_What is required_. State how many lines of the records include the word "name"; the reply is that number alone.

Dataset rows for apps and sites:
☆ ☆ ☆ ☆

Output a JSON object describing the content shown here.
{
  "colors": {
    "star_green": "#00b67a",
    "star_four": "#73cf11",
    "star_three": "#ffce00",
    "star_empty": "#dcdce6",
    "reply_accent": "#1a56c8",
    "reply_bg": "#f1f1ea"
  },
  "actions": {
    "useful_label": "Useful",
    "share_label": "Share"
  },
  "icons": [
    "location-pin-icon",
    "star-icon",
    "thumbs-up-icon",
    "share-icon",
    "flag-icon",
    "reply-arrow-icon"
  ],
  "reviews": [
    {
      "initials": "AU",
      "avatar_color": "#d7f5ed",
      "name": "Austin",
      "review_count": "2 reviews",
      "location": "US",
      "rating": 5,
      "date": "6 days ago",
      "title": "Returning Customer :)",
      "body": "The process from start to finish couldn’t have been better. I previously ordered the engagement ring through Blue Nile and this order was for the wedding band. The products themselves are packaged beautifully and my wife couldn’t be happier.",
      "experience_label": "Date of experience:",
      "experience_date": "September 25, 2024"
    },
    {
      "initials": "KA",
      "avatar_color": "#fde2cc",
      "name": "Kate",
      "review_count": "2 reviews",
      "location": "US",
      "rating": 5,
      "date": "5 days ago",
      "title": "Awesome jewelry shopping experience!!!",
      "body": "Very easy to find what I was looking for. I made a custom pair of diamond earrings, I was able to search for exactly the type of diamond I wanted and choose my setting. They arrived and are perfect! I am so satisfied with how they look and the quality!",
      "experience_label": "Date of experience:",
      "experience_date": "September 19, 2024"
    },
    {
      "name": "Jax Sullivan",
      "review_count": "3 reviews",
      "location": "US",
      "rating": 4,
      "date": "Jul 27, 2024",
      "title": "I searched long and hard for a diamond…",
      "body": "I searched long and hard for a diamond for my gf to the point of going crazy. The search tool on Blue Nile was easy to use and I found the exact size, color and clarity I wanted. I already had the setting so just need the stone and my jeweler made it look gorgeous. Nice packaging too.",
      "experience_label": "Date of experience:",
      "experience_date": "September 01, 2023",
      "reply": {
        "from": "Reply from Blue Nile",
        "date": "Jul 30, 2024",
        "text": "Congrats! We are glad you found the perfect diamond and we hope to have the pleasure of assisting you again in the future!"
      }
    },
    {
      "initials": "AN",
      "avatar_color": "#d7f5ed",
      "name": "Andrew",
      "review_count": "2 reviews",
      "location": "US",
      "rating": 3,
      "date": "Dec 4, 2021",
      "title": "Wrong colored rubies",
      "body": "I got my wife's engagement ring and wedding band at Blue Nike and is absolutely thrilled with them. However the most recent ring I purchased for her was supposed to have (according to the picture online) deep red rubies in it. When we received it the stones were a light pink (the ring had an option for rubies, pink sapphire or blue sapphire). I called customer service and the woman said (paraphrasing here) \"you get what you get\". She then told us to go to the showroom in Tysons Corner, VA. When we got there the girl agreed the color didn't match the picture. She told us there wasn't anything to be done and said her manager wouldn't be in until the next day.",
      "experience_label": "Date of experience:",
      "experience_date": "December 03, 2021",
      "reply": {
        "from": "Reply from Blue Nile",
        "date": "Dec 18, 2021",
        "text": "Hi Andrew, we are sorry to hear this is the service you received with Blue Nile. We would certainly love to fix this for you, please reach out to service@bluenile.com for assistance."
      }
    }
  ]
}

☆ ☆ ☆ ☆

_Worked solution_. 4